Science Framing needs a business plan
Chad Orzel, recently tenured Physics professor, has a suggestion on the framing science debate.
What’s needed is really to fight fire with fire. In a battle for public opinion, professional PR flacks are going to beat professional scientists nine times out of ten, so why let it come down to that sort of uneven battle? What we need is not so much to train individual scientists to be mediocre PR flacks, but to get the scientific community to employ professional PR flacks. There are people out there who manipulate public opinion for a living, and they’ll work for anyone. Find them, hire them, and listen to them.
Actually he only gets the idea half right. The ‘PR flacks’ are only good at generating the initial talking points. Disseminating the information, getting it into the hearts and minds of the targeted population is something altogether different. And even that isn’t the first step.
Chad is still thinking inside the box. His idea needs to be broadened and refined. While it is generally understood that journalism, political science, and law majors will write op-ed pieces to local newspapers, this isn’t something assumed or even encouraged in science majors. If anything it is shunned.
This is probably the initial population to be encouraged to speak out. Not only the current crop of science students but the scientifically literate public must be called to the cause. They must be encouraged to take part in the public discourse and more importantly, they must be given a coherent message which is where the PR flacks come in.
Matt Nesbit has already described the prototype for this kind of behavior.

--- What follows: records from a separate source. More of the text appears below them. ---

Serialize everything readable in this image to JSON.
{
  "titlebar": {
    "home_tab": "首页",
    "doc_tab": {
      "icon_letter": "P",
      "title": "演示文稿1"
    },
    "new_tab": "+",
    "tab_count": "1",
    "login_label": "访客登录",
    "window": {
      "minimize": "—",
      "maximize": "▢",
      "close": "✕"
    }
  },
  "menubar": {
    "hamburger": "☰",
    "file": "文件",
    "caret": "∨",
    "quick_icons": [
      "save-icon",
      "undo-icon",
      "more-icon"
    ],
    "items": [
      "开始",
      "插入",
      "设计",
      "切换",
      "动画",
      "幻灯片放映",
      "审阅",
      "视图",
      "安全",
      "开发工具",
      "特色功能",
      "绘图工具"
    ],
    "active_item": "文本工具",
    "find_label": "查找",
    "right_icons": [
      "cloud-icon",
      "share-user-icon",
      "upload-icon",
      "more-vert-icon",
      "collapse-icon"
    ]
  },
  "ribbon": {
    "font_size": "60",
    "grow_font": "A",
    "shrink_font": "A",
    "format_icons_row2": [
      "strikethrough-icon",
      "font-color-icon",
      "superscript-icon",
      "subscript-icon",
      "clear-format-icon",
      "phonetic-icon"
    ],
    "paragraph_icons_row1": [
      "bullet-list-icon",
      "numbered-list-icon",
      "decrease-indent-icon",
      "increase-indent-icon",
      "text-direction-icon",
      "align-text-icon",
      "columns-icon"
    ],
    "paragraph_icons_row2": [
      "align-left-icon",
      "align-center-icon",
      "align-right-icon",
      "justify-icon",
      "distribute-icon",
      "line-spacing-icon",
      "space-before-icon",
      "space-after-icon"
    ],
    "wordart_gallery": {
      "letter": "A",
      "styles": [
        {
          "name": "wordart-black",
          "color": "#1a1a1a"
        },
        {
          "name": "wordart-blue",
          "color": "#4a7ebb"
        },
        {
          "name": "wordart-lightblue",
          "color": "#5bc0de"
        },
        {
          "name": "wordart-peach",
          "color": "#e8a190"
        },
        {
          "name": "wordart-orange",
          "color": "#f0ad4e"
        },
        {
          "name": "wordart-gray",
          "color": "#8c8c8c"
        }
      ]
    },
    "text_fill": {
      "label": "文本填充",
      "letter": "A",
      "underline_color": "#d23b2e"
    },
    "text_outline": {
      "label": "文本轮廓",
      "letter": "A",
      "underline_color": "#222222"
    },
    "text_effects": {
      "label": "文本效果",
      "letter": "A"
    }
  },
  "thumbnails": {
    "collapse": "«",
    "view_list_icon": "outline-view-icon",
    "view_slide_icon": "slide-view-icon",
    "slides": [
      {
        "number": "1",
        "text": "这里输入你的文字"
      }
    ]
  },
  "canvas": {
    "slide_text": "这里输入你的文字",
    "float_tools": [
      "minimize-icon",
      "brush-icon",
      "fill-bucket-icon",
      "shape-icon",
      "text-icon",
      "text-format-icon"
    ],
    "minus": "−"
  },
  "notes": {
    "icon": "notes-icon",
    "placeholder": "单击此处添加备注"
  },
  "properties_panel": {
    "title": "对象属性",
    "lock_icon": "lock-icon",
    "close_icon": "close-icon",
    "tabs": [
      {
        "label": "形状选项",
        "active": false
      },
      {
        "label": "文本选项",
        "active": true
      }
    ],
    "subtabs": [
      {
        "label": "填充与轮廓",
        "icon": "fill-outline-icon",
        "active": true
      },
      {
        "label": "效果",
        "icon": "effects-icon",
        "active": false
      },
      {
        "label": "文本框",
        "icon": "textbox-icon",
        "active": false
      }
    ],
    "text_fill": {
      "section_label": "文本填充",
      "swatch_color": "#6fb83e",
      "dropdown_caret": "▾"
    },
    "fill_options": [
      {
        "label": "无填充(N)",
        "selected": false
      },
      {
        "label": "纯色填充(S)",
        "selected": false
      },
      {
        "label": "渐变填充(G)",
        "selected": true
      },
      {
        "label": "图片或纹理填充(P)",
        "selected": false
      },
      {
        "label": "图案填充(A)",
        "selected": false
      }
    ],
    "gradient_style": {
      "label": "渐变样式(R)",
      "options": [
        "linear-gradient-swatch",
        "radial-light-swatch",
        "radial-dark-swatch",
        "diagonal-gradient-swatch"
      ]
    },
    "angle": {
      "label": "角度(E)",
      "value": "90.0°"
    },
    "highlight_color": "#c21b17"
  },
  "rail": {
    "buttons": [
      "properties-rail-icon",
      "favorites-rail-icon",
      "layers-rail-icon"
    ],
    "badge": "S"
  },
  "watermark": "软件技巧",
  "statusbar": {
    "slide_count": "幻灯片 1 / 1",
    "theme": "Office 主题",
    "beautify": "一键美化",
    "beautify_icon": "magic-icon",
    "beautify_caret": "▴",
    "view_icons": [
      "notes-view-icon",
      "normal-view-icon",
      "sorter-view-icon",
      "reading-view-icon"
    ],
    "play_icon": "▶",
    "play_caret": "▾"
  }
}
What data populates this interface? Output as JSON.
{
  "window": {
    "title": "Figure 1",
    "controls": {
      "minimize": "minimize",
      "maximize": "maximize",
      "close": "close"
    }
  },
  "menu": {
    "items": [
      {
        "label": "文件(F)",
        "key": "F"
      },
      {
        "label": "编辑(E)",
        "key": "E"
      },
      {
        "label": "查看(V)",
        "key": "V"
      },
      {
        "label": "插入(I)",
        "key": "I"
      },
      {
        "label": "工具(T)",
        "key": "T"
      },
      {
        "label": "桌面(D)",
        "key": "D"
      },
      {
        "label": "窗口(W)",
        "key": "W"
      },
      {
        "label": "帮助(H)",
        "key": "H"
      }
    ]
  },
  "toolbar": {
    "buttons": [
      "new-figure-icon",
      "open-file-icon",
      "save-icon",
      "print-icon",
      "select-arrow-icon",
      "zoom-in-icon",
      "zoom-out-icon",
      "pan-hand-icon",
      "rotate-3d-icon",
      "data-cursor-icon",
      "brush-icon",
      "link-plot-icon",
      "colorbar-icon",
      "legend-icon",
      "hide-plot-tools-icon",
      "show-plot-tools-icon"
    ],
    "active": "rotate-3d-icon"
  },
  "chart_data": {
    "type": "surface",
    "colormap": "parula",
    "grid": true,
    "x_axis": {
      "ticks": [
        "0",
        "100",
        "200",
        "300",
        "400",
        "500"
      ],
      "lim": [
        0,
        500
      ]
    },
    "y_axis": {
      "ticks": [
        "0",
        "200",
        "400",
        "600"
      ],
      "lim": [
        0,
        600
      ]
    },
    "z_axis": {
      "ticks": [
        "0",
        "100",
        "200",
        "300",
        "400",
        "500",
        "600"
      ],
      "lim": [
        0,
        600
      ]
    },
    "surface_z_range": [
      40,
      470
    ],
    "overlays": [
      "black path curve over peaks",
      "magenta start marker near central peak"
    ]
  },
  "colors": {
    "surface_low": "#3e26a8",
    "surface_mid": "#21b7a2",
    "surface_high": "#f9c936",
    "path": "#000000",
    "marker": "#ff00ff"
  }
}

Consider how the Bush campaign incorporated opinion-leaders into its successful 2004 re-election bid. According to former Bush advisor Matthew Dowd, a co-author of Applebee’s America, strategists sent an email questionnaire to their national list of seven million volunteers, asking four specific questions about how willing volunteers were to write letters to the editor, talk to others about politics, forward emails, or attend public meetings. Based on answers to these questions, the Bush team segmented out two million “navigators” or opinion-leaders.
Contacted on a weekly basis by email and phone, these two million navigators were asked to talk up the campaign to friends, write letters to the editor, call in to local radio programs, or attend public meetings staying on message at all times with nationally coordinated talking points. For the Bush campaign, these supporters became grassroots information brokers, passing on interpersonally to fellow citizens the themes featured in political ads, news coverage, and in presidential stump speeches.
But there is a third element missing in the puzzle. You still need a way to fund the effort. You have to hire the PR flacks to generate the frames. The frames or perhaps more importantly the wording needs to be tested in various markets. (Sad but true). You need to be able to fund distribution systems which can be as simple as a web page but probably need more, t-shirts, give-aways. Speakers going around the country giving motivational talks, navigators congregating to learn how to speak and write more effectively. Those pesky little people writing the weekly mail and making the weekly phone call. None of this is completely free and in order to create an effective system, you need large numbers of people.
Look back at the above quote. The Republicans managed two million “navigators.” While I don’t think science needs quite that many, it still needs ‘lots.’ And remember, science doesn’t have a Republican base to work from.
It is not just the scientists who need to speak on message. The message needs to be carried on a far broader front. The scientists simply need to understand what frame is being used and fill that with the appropriate facts. The frame is the button to start the iPod, it’s not the song.
Where do you start? Who do you recruit? To be honest, what you need is a business plan and a way to sell it to a few key fundraisers – ideally high-profile, low controversy science lovers. Tom Hanks comes to mind.
Then you need to get the PR flacks and the scientists to sit down and determine the topics and the timeline. After that it is a matter of generating converts, grad students, interested parties, and perhaps most powerful – the occasional SAHM with a science degree and a will to make a difference. (Or SAHMs without science degrees – Hi Trees ;-)
You need to set up an organization designed to acquire the current techniques and talking points from the dark side and be able to feed that back into the PR chain. On the other side a system to get the information into the hands of the scientists, bloggers, op-ed writers, and talk-show guests who then carry the message to the public.
Sigh. Don’t you just love political activism?